(Dataset rows for apps and sites)
________

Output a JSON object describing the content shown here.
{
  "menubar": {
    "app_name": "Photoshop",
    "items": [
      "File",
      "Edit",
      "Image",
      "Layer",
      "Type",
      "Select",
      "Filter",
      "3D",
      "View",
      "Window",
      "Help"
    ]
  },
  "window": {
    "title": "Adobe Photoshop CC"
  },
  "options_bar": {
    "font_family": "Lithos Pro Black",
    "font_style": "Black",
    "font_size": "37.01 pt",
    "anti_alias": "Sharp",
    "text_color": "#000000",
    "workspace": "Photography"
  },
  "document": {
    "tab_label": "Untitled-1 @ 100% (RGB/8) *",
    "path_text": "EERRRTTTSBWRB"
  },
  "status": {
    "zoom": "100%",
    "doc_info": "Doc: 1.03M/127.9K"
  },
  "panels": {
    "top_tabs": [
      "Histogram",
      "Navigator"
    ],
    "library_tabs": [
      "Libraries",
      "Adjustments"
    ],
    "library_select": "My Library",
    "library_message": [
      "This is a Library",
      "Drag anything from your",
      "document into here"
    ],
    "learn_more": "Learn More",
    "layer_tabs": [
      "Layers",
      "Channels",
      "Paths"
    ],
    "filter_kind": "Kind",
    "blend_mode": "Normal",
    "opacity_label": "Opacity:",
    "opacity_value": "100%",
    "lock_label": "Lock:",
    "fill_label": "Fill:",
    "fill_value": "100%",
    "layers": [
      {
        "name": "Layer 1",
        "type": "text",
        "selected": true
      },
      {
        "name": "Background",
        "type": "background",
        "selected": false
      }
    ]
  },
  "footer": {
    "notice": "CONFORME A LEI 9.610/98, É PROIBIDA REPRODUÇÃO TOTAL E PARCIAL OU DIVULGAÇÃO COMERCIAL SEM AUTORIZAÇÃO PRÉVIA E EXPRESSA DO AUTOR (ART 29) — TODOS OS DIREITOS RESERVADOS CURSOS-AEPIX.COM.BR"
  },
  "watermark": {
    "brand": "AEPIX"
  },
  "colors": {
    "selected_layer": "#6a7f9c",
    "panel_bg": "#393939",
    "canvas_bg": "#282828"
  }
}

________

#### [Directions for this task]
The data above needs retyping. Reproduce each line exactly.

#### [Solution to the problem]
Output a JSON object describing the content shown here.
{
  "menubar": {
    "app_name": "Photoshop",
    "items": [
      "File",
      "Edit",
      "Image",
      "Layer",
      "Type",
      "Select",
      "Filter",
      "3D",
      "View",
      "Window",
      "Help"
    ]
  },
  "window": {
    "title": "Adobe Photoshop CC"
  },
  "options_bar": {
    "font_family": "Lithos Pro Black",
    "font_style": "Black",
    "font_size": "37.01 pt",
    "anti_alias": "Sharp",
    "text_color": "#000000",
    "workspace": "Photography"
  },
  "document": {
    "tab_label": "Untitled-1 @ 100% (RGB/8) *",
    "path_text": "EERRRTTTSBWRB"
  },
  "status": {
    "zoom": "100%",
    "doc_info": "Doc: 1.03M/127.9K"
  },
  "panels": {
    "top_tabs": [
      "Histogram",
      "Navigator"
    ],
    "library_tabs": [
      "Libraries",
      "Adjustments"
    ],
    "library_select": "My Library",
    "library_message": [
      "This is a Library",
      "Drag anything from your",
      "document into here"
    ],
    "learn_more": "Learn More",
    "layer_tabs": [
      "Layers",
      "Channels",
      "Paths"
    ],
    "filter_kind": "Kind",
    "blend_mode": "Normal",
    "opacity_label": "Opacity:",
    "opacity_value": "100%",
    "lock_label": "Lock:",
    "fill_label": "Fill:",
    "fill_value": "100%",
    "layers": [
      {
        "name": "Layer 1",
        "type": "text",
        "selected": true
      },
      {
        "name": "Background",
        "type": "background",
        "selected": false
      }
    ]
  },
  "footer": {
    "notice": "CONFORME A LEI 9.610/98, É PROIBIDA REPRODUÇÃO TOTAL E PARCIAL OU DIVULGAÇÃO COMERCIAL SEM AUTORIZAÇÃO PRÉVIA E EXPRESSA DO AUTOR (ART 29) — TODOS OS DIREITOS RESERVADOS CURSOS-AEPIX.COM.BR"
  },
  "watermark": {
    "brand": "AEPIX"
  },
  "colors": {
    "selected_layer": "#6a7f9c",
    "panel_bg": "#393939",
    "canvas_bg": "#282828"
  }
}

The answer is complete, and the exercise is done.